Just south of Goose Island here in Chicago sits a church recently voted the most beautiful in America by 16,000 online supporters. Named for the Polish Saint John Cantius (spelled in Eastern Europe as Jan Kanty), it is home to the Canons Regular of Saint John Cantius, an Augustinian community of religious men devoted to sacred art and music.
Their patron Cantius was a philosopher and scientist who lived from 1390 to 1473. He was particularly interested in physics and the observable universe, and studied the motion of objects with great exactitude. He built upon the work of another priest-professor, Jean Buridan (1295-1363), and asserted there was a process of “impetus” when objects were in motion.
Contradicting the widely held assumptions of the day, Cantius and Buridan read the Greek Aristotle (and perhaps the Muslim Avicenna) and came to argue against the former that the impetus, or momentum, of an object did not dissipate suddenly, but instead as a result of air resistance and forces (today recognized as gravitational pull) which opposed it. Thus invisible influences in reality were slowing a projectile in motion, not externally propelling it. Cantius and Buridan in many ways anticipated what would be more clearly articulated later in Newton’s laws regarding inertia.
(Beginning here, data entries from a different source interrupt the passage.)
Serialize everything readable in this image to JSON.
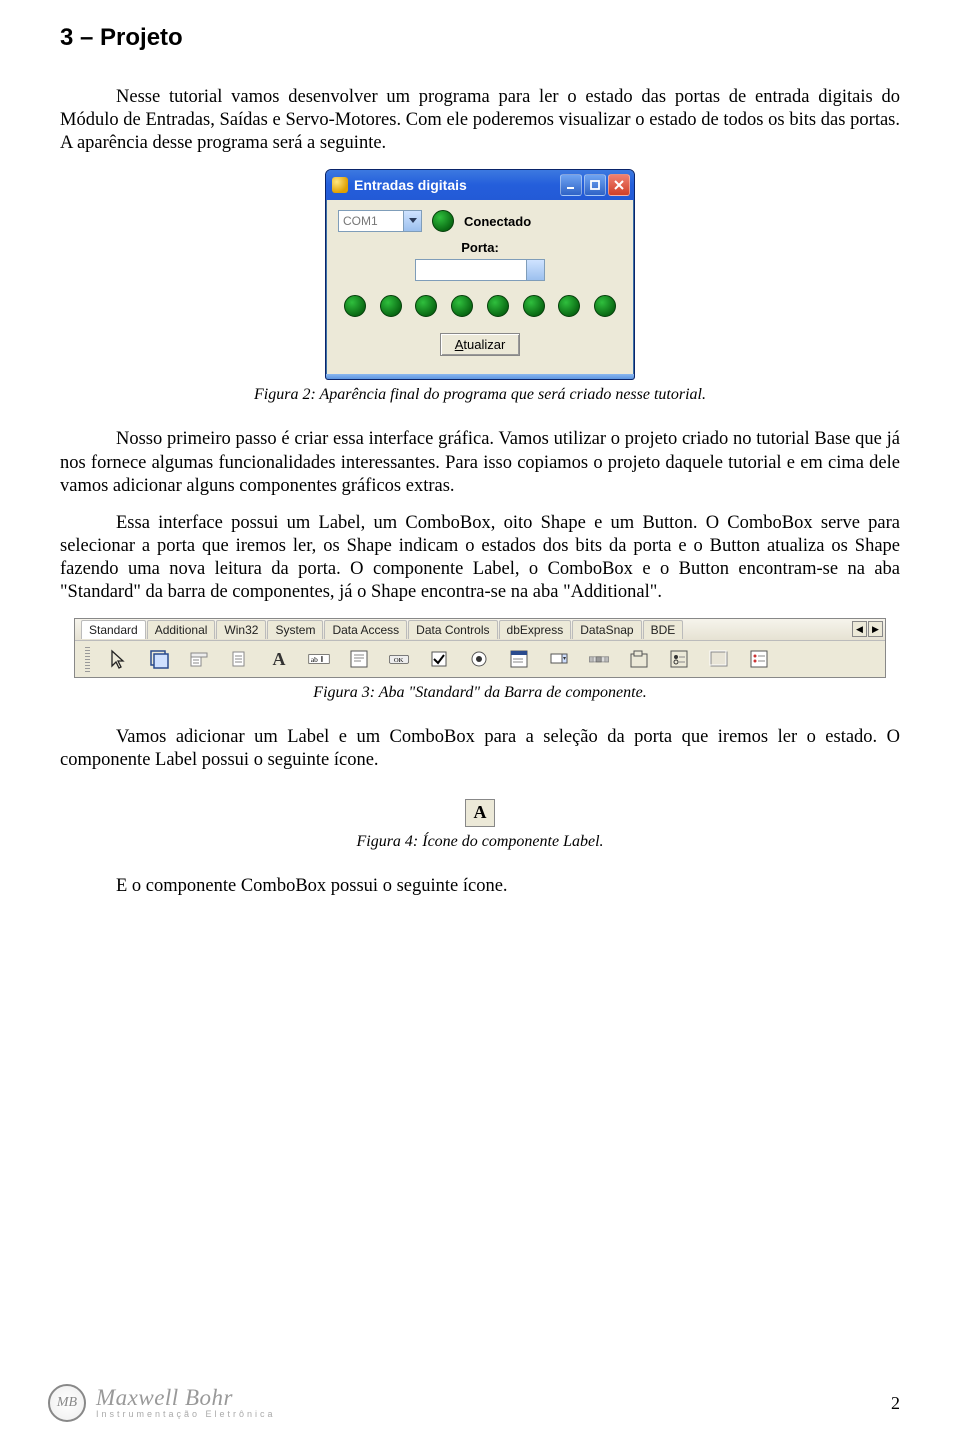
{
  "section_title": "3 – Projeto",
  "para1": "Nesse tutorial vamos desenvolver um programa para ler o estado das portas de entrada digitais do Módulo de Entradas, Saídas e Servo-Motores. Com ele poderemos visualizar o estado de todos os bits das portas. A aparência desse programa será a seguinte.",
  "fig2": {
    "window_title": "Entradas digitais",
    "com_value": "COM1",
    "status": "Conectado",
    "porta_label": "Porta:",
    "btn_update_prefix": "A",
    "btn_update_rest": "tualizar",
    "caption": "Figura 2: Aparência final do programa que será criado nesse tutorial."
  },
  "para2": "Nosso primeiro passo é criar essa interface gráfica. Vamos utilizar o projeto criado no tutorial Base que já nos fornece algumas funcionalidades interessantes. Para isso copiamos o projeto daquele tutorial e em cima dele vamos adicionar alguns componentes gráficos extras.",
  "para3": "Essa interface possui um Label, um ComboBox, oito Shape e um Button. O ComboBox serve para selecionar a porta que iremos ler, os Shape indicam o estados dos bits da porta e o Button atualiza os Shape fazendo uma nova leitura da porta. O componente Label, o ComboBox e o Button encontram-se na aba \"Standard\" da barra de componentes, já o Shape encontra-se na aba \"Additional\".",
  "fig3": {
    "tabs": [
      "Standard",
      "Additional",
      "Win32",
      "System",
      "Data Access",
      "Data Controls",
      "dbExpress",
      "DataSnap",
      "BDE"
    ],
    "icons": [
      "pointer",
      "frames",
      "popup-menu",
      "main-menu",
      "label-A",
      "edit-abI",
      "memo",
      "button-OK",
      "checkbox",
      "radio",
      "listbox",
      "combobox",
      "scrollbar",
      "groupbox",
      "radiogroup",
      "panel",
      "actionlist"
    ],
    "caption": "Figura 3: Aba \"Standard\" da Barra de componente."
  },
  "para4": "Vamos adicionar um Label e um ComboBox para a seleção da porta que iremos ler o estado. O componente Label possui o seguinte ícone.",
  "fig4": {
    "glyph": "A",
    "caption": "Figura 4: Ícone do componente Label."
  },
  "para5": "E o componente ComboBox possui o seguinte ícone.",
  "footer": {
    "brand": "Maxwell Bohr",
    "subtitle": "Instrumentação Eletrônica",
    "monogram": "MB",
    "page_number": "2"
  }
}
When applied to celestial bodies, their theories of natural processes were among the first cracks in the static geocentric models of the universe. It would take another Pole, Nicolaus Copernicus, ultimately to effect the revolution in thinking about humanity’s vision of its own centrality in the universe. The “impetus” thinking then contained some of the seminal insights that would be cultivated to fuller flourishing by Galileo, and eventually Einstein.
Born in the Diocese of Krakow, Cantius lived in relatively close proximity to the eventual birthplace of Saint John Paul II. In addition to his scientific contributions, Cantius was a tireless advocate for the poor and destitute. Committed to asceticism, he often gave money, food or clothing out of his personal possession to those in need. He counseled others on medical and physiological matters, and he abstained from meat for much of his adult life.
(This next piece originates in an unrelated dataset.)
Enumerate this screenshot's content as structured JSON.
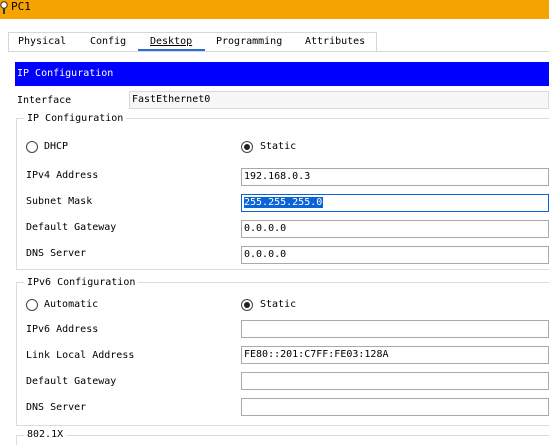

He died on Christmas Eve in 1473 at the age of 83.
He was canonized by Pope Clement XIII in 1767, and his tomb is still a site of pilgrimage in Europe, where many claim miracles are worked. He’s a popular saint not only in Poland, but everywhere that natives of that country live in diaspora. Thus, it is unsurprising that he remains so widely venerated in Illinois, where roughly one in 10 of the current inhabitants are of Polish and Eastern European descent.
Michael M. Canaris, Ph.D., a native of Collingswood, teaches at Loyola University, Chicago.